Here is an updated look at real. inflation adjusted median asking rents, which similarly show that after setting an all-time record in Q1 2016, rent pressures on household budgets have abated just a bit:

Year Median
Asking Rent
Usual weekly
Rent as %
of earnings

2004 59962995
2013 73477894
2014  76279196
2016  Q1870823106
2016 Q2847828102
2016 Q3842835101
2016 Q$864843102

The bad news is that vacancies remain extremely tight.  The good news is that the vacancy rate appears to have been bottoming over the last two years, meaning that while there is still stress, the level of stress isn't increasing:

Despite the big increase in rents in the last several years, the building of multi-unit housing has not realy risen to the demand (at least not yet). When the large Boomer generation hit adulthood 50 years ago, note how multi-unit construction quickly shot up to 1,000,000 a year, and remained above 400,000 almost continuously for 20 years thereafter, until the last Boomer hit adulthood:

Now here is the comparable look for the similarly large Millennial generation:

The increase has only been to the 400,000 level, and has been stuck in that neighborhood for going on 3 years. I expected the "apartment boom" to continue, with increased building of multi-family units.  That didn't happen.

Meanwhile the CPI for owner's equivalent rent has continued to accelerate, and is now just over 3.5% YoY, one of the highest rates in two decades:

Renters are typically from the lowest 2 quintiles of the income distribution.  As of the end of 2015, these two quintiles have had the poorest record of income changes since the recession as measured by real median household income (h/t Doug Short):

 and that hasn't changed as of the latest update from the Consumer Expenditure Survey released several months ago:

Rent increases probably sucked up much of the windfall lower income consumers got from declining gas prices.  Now that gas prices are increasing again, I expect the consumer to start showing signs of distress.

There are two other median measures in addition to median asking rent from the HVS:   the American Community Survey and the Consumer Expenditure Survey.  Unfortunately both are only current through 2015.  The below table shows their YoY increases, compared with median asking rent:

SURVEY: ACS        CES      HVS
2009 --------  (817)    -------     ------  (708)
2010  +2.9%  (841)   +1.4%   +2.6% (698)
2011  +3.6% (871)    +4.4%   -0.6%  (694)
2012  +2.1% (889)    +5.2%  +3.3% (717)
2013. +1.7% (904)    +4.3%  +2.4% (734)
2014  +1.8% (920)    +9.2%  +3.8% (762) 
2015  +0.9% (928)    +4.3%* +6.7% (813)
*June 2014-June 2015 all shelter

HUD recently premiered a Rental Affordability Index, using the ACS data.  Similar to my chart above, it compares renter income with median rent.  Here are the premiere graphs:

Like the median household income data, this shows renters' income bottoming out in 2011-12, and rising since relative to rents as calculated by the ACS. That gives us the "renatl affordability index" shown below:

I'm not sold on HUD's method, mainly because it relies upon annual data released with a lag.
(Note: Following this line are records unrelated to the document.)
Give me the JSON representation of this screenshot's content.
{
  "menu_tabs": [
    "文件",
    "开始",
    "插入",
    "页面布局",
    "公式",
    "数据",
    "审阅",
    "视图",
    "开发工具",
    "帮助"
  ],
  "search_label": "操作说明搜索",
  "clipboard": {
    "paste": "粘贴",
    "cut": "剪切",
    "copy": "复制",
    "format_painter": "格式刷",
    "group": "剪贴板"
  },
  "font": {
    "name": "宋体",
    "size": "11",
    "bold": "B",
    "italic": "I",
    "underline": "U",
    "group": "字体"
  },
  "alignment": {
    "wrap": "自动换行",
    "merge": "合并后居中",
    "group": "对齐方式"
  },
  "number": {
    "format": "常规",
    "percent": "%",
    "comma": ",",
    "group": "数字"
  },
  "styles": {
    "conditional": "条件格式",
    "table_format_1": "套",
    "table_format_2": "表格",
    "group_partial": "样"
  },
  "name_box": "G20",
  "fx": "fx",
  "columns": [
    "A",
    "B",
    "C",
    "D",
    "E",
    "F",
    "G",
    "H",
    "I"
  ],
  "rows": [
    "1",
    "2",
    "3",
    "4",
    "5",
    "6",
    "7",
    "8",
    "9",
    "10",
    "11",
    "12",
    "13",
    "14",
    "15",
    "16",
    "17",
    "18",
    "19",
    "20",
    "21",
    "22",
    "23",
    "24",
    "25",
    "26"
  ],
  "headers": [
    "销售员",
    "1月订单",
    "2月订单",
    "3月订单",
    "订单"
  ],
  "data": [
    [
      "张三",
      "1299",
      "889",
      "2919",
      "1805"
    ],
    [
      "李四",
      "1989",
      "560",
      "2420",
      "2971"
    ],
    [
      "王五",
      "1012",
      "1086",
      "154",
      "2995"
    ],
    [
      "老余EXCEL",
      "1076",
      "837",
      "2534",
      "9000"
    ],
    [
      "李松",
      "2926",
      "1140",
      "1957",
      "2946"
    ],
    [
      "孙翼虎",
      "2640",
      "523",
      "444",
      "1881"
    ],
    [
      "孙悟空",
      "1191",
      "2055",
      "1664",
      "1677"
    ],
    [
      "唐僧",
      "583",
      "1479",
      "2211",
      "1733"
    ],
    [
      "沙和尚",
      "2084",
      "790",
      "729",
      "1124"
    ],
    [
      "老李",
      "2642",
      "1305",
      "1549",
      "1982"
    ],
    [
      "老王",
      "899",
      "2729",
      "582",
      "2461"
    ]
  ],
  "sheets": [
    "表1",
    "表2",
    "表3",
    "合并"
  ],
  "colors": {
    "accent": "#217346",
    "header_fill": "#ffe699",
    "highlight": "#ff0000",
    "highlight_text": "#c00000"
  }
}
In other words, the entire last year plus is calculated via extrapolation.  I suspect we could get much more timely estimates using Sentier's monthly median household income series, compared with the monthly rental index calculated by Zumper.

But regardless of which method we use, it certainly appears that apartment rents as a share of renter income are quite high -- but the crisis probably has abated at least a little.